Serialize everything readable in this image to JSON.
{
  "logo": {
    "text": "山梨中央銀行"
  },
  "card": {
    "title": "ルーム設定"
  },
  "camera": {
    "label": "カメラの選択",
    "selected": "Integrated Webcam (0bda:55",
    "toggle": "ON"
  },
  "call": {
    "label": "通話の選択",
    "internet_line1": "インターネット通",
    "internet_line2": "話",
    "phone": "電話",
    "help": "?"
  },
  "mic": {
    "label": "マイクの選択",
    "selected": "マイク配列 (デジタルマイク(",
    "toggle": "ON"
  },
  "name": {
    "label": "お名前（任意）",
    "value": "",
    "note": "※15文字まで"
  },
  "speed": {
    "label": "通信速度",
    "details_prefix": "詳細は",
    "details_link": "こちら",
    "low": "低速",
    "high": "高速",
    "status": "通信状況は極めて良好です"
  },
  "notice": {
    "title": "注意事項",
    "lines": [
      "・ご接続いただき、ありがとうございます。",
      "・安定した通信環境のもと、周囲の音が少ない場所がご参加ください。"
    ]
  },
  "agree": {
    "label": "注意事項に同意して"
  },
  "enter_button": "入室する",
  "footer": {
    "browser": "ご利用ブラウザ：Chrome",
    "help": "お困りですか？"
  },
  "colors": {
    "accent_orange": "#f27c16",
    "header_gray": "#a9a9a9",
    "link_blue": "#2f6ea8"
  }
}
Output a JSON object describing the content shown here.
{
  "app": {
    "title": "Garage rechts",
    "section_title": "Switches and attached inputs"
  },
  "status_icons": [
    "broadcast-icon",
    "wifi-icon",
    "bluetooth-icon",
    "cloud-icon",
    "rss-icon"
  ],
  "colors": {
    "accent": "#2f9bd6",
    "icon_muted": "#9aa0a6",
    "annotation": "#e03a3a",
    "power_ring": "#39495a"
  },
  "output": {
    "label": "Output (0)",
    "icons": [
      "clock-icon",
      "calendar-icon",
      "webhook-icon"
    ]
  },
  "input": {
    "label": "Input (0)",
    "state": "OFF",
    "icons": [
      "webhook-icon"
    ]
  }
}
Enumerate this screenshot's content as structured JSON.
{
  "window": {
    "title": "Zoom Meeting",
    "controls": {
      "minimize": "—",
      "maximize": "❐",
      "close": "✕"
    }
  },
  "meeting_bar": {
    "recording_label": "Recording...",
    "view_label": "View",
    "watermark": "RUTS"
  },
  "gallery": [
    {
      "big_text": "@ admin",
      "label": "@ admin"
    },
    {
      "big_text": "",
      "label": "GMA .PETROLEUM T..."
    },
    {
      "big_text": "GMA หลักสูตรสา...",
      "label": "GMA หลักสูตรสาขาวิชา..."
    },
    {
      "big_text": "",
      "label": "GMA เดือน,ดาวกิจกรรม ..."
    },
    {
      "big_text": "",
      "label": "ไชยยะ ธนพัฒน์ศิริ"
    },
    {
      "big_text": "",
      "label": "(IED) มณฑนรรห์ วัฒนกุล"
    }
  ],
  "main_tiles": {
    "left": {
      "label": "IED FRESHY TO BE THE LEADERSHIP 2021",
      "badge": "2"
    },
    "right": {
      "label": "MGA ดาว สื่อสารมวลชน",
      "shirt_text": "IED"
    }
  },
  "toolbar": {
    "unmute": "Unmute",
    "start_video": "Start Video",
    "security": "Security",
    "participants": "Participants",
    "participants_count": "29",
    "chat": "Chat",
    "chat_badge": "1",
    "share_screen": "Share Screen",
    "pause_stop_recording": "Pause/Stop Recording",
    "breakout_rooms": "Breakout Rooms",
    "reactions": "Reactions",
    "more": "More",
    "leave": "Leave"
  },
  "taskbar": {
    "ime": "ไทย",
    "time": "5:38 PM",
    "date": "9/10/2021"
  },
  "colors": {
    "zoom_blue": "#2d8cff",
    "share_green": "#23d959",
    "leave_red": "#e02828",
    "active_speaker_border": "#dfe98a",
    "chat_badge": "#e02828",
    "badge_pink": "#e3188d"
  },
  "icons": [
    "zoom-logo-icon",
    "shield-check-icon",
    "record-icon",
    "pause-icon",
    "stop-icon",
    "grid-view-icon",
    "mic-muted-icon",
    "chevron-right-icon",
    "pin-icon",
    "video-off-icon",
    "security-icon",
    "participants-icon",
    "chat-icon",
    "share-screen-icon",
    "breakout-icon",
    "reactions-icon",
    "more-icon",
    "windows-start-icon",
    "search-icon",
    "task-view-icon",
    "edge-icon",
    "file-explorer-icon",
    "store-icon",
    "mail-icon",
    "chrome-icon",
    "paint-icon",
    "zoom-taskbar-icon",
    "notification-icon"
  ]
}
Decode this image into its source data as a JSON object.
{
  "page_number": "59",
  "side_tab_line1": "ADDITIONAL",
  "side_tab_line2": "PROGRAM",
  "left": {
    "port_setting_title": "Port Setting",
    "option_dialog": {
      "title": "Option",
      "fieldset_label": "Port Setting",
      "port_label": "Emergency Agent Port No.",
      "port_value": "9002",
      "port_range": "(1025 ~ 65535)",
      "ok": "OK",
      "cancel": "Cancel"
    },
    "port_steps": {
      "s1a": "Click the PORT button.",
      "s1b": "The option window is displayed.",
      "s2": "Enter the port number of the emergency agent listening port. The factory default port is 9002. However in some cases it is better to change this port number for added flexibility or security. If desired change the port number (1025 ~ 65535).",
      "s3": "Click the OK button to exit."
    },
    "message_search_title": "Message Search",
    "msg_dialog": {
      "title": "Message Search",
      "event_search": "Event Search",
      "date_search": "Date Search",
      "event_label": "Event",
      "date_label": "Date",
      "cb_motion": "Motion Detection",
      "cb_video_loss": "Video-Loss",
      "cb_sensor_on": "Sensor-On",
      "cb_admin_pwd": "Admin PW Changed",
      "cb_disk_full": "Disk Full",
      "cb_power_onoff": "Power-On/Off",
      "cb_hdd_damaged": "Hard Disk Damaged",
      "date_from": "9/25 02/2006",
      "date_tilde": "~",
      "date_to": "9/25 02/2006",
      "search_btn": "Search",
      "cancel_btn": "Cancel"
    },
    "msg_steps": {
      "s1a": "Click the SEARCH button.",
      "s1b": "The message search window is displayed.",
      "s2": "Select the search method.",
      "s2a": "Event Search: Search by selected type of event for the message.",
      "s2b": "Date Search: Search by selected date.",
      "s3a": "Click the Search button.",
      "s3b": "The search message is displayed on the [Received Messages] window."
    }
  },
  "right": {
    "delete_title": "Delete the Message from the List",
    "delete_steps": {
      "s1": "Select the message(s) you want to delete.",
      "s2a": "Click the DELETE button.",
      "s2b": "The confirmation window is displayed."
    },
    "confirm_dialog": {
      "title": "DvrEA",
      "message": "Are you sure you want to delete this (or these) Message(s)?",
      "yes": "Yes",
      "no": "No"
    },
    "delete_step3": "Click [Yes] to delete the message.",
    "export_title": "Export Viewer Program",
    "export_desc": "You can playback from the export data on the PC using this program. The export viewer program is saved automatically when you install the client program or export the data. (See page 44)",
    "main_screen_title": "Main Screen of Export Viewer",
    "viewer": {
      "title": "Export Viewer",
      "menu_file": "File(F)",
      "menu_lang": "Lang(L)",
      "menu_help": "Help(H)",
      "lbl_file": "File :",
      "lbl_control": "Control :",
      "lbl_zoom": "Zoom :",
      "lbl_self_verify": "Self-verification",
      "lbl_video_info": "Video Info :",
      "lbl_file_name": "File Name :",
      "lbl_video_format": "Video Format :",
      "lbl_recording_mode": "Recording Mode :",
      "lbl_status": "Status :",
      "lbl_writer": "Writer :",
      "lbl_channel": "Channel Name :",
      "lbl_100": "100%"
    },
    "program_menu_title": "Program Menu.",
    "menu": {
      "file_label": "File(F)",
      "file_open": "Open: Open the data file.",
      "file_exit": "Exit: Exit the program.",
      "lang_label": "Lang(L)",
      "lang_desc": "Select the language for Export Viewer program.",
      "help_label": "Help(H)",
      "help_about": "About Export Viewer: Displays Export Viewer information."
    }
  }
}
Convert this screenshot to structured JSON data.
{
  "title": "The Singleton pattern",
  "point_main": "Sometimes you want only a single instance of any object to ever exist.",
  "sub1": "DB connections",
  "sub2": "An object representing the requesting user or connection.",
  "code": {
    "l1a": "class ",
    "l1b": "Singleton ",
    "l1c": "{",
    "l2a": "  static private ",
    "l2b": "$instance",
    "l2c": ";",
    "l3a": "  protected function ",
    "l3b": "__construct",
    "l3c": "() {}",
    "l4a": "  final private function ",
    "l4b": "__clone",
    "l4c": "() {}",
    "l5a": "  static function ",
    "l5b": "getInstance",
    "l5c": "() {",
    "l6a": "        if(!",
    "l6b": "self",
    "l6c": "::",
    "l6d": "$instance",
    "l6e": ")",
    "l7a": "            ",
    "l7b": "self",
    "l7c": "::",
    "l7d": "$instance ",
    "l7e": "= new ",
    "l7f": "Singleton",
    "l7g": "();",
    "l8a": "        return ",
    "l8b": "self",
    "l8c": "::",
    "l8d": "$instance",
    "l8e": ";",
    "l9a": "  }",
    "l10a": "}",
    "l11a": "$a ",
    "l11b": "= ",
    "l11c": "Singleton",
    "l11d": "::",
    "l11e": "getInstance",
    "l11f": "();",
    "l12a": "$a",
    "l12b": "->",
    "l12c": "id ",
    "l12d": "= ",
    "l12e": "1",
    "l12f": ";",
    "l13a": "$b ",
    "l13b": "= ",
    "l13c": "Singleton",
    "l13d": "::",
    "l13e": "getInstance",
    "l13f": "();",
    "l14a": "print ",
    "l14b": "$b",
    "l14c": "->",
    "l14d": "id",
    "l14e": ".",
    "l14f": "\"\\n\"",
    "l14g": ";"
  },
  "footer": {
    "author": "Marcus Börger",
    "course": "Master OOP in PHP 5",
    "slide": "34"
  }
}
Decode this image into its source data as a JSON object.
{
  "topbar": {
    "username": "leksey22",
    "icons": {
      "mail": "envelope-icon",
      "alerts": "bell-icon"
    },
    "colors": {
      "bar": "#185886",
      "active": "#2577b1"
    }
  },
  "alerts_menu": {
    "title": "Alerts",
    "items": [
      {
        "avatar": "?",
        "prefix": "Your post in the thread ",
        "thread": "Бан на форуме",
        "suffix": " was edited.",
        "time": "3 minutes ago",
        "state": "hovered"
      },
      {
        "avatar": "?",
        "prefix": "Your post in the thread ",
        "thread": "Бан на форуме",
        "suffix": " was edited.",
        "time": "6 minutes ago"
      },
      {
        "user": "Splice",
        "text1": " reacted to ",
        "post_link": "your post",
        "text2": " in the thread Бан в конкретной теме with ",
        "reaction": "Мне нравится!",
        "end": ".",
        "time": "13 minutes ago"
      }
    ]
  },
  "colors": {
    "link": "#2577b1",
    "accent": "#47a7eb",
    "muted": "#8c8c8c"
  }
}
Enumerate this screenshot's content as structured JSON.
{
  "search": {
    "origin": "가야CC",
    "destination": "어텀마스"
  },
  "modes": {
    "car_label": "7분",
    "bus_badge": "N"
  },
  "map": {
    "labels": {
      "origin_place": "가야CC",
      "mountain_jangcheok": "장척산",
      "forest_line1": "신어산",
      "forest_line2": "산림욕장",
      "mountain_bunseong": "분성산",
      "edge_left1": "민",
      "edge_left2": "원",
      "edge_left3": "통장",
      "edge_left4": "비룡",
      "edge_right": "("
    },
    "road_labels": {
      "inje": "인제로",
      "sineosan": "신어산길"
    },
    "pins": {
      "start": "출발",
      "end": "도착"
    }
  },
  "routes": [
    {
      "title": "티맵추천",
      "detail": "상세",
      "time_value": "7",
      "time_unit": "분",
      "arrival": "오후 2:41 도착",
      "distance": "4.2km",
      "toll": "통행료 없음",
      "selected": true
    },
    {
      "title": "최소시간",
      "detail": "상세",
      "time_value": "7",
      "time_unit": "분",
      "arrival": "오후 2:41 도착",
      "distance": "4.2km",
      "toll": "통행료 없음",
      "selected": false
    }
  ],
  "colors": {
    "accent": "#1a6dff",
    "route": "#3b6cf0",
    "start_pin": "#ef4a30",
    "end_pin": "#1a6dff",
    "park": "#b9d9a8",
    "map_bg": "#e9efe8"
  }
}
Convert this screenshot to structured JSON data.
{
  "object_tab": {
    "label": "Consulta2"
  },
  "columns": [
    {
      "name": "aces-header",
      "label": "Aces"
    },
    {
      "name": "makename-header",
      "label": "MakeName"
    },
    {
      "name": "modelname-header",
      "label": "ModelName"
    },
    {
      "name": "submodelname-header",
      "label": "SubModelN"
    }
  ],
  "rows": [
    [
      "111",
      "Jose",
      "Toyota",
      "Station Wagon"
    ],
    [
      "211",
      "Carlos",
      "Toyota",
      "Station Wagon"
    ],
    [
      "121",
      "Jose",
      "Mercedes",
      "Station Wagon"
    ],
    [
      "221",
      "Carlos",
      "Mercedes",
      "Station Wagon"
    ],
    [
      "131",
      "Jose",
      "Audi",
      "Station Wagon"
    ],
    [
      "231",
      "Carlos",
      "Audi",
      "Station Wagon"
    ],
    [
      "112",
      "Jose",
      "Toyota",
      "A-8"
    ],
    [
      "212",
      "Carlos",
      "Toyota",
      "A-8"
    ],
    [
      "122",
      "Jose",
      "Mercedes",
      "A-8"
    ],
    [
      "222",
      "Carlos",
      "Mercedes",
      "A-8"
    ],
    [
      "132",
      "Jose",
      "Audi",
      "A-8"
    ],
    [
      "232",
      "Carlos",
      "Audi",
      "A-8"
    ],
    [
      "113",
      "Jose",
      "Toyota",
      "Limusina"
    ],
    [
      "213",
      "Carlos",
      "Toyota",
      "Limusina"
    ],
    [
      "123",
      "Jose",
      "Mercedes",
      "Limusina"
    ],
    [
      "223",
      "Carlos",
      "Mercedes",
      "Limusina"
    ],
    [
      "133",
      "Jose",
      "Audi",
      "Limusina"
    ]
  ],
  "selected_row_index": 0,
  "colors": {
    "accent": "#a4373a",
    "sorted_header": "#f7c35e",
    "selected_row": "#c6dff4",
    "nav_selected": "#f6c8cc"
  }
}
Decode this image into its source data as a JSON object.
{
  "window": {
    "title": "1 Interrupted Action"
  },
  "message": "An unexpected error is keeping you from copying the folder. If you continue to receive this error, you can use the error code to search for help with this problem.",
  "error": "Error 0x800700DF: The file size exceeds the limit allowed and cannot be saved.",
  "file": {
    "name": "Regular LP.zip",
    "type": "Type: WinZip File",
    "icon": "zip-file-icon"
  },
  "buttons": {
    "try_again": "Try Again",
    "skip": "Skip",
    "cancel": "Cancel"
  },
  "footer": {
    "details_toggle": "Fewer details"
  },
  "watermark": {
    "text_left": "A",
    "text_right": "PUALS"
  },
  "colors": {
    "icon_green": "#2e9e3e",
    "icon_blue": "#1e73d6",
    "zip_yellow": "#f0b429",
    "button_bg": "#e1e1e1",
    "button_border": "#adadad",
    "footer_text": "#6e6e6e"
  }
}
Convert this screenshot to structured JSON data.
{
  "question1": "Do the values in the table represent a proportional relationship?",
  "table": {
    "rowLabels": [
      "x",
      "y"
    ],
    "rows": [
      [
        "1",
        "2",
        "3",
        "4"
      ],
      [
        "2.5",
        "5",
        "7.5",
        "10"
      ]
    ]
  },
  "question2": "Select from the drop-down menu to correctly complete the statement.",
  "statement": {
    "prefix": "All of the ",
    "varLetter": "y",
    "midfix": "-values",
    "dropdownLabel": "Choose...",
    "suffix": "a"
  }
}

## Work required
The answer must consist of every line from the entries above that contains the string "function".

## Exercise solution
    "l3a": "  protected function ",
    "l4a": "  final private function ",
    "l5a": "  static function ",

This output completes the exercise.